Stored items from a collection:
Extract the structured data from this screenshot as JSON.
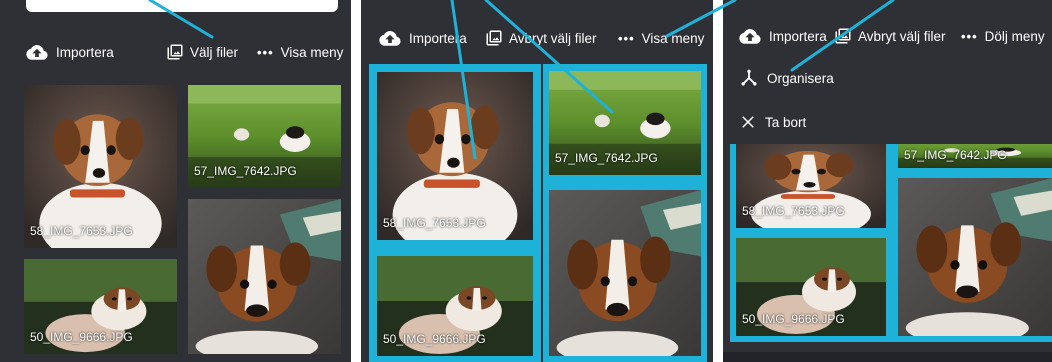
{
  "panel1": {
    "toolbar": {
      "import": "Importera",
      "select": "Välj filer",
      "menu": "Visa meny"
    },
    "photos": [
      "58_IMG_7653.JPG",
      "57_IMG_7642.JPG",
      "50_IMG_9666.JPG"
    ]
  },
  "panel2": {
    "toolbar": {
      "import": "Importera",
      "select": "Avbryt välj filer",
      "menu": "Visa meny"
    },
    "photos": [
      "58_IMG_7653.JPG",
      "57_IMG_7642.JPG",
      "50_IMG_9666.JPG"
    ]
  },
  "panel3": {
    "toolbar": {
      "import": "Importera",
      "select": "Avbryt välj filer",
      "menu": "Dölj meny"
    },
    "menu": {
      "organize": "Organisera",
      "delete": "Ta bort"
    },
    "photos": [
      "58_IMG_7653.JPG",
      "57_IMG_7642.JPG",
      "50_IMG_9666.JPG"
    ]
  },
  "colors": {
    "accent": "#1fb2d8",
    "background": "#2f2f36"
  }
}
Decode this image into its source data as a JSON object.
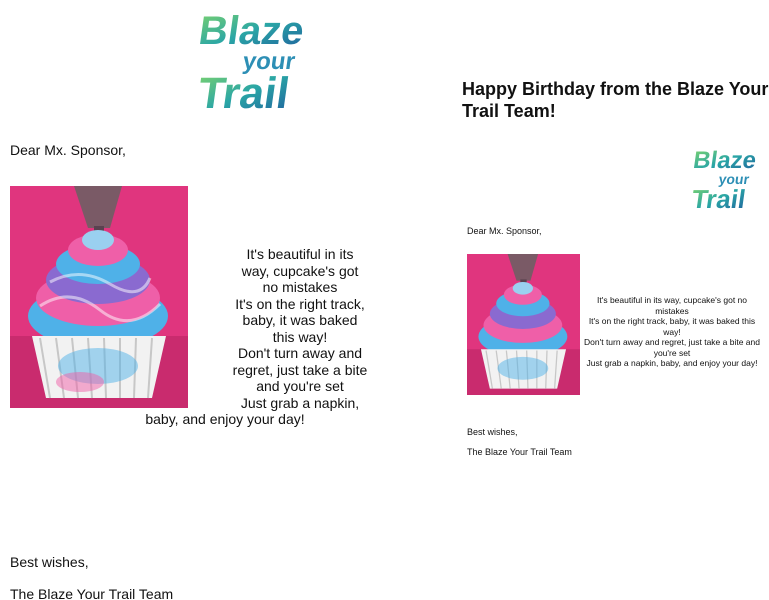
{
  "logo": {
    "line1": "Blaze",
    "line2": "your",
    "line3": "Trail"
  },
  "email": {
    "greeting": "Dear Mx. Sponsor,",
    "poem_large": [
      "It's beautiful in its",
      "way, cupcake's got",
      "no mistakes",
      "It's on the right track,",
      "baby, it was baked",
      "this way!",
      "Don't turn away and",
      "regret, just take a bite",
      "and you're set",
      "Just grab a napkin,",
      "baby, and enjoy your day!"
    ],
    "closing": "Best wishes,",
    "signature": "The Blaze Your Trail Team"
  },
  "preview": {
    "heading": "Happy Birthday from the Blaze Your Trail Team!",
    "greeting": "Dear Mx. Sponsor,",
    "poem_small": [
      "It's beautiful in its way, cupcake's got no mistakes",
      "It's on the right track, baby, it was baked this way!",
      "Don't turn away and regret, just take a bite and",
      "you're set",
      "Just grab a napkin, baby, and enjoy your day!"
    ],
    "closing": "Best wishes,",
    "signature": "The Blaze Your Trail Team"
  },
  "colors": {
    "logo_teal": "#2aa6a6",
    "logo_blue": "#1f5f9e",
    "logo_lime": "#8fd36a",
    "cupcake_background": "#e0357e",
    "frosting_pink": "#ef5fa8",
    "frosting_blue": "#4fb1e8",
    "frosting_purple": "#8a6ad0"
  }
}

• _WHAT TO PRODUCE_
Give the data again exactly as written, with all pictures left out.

• _TASK RESULT_
Extract the structured data from this screenshot as JSON.
{
  "panel1": {
    "toolbar": {
      "import": "Importera",
      "select": "Välj filer",
      "menu": "Visa meny"
    },
    "photos": [
      "58_IMG_7653.JPG",
      "57_IMG_7642.JPG",
      "50_IMG_9666.JPG"
    ]
  },
  "panel2": {
    "toolbar": {
      "import": "Importera",
      "select": "Avbryt välj filer",
      "menu": "Visa meny"
    },
    "photos": [
      "58_IMG_7653.JPG",
      "57_IMG_7642.JPG",
      "50_IMG_9666.JPG"
    ]
  },
  "panel3": {
    "toolbar": {
      "import": "Importera",
      "select": "Avbryt välj filer",
      "menu": "Dölj meny"
    },
    "menu": {
      "organize": "Organisera",
      "delete": "Ta bort"
    },
    "photos": [
      "58_IMG_7653.JPG",
      "57_IMG_7642.JPG",
      "50_IMG_9666.JPG"
    ]
  },
  "colors": {
    "accent": "#1fb2d8",
    "background": "#2f2f36"
  }
}
Decode this image into its source data as a JSON object.
{
  "logo": {
    "line1": "Blaze",
    "line2": "your",
    "line3": "Trail"
  },
  "email": {
    "greeting": "Dear Mx. Sponsor,",
    "poem_large": [
      "It's beautiful in its",
      "way, cupcake's got",
      "no mistakes",
      "It's on the right track,",
      "baby, it was baked",
      "this way!",
      "Don't turn away and",
      "regret, just take a bite",
      "and you're set",
      "Just grab a napkin,",
      "baby, and enjoy your day!"
    ],
    "closing": "Best wishes,",
    "signature": "The Blaze Your Trail Team"
  },
  "preview": {
    "heading": "Happy Birthday from the Blaze Your Trail Team!",
    "greeting": "Dear Mx. Sponsor,",
    "poem_small": [
      "It's beautiful in its way, cupcake's got no mistakes",
      "It's on the right track, baby, it was baked this way!",
      "Don't turn away and regret, just take a bite and",
      "you're set",
      "Just grab a napkin, baby, and enjoy your day!"
    ],
    "closing": "Best wishes,",
    "signature": "The Blaze Your Trail Team"
  },
  "colors": {
    "logo_teal": "#2aa6a6",
    "logo_blue": "#1f5f9e",
    "logo_lime": "#8fd36a",
    "cupcake_background": "#e0357e",
    "frosting_pink": "#ef5fa8",
    "frosting_blue": "#4fb1e8",
    "frosting_purple": "#8a6ad0"
  }
}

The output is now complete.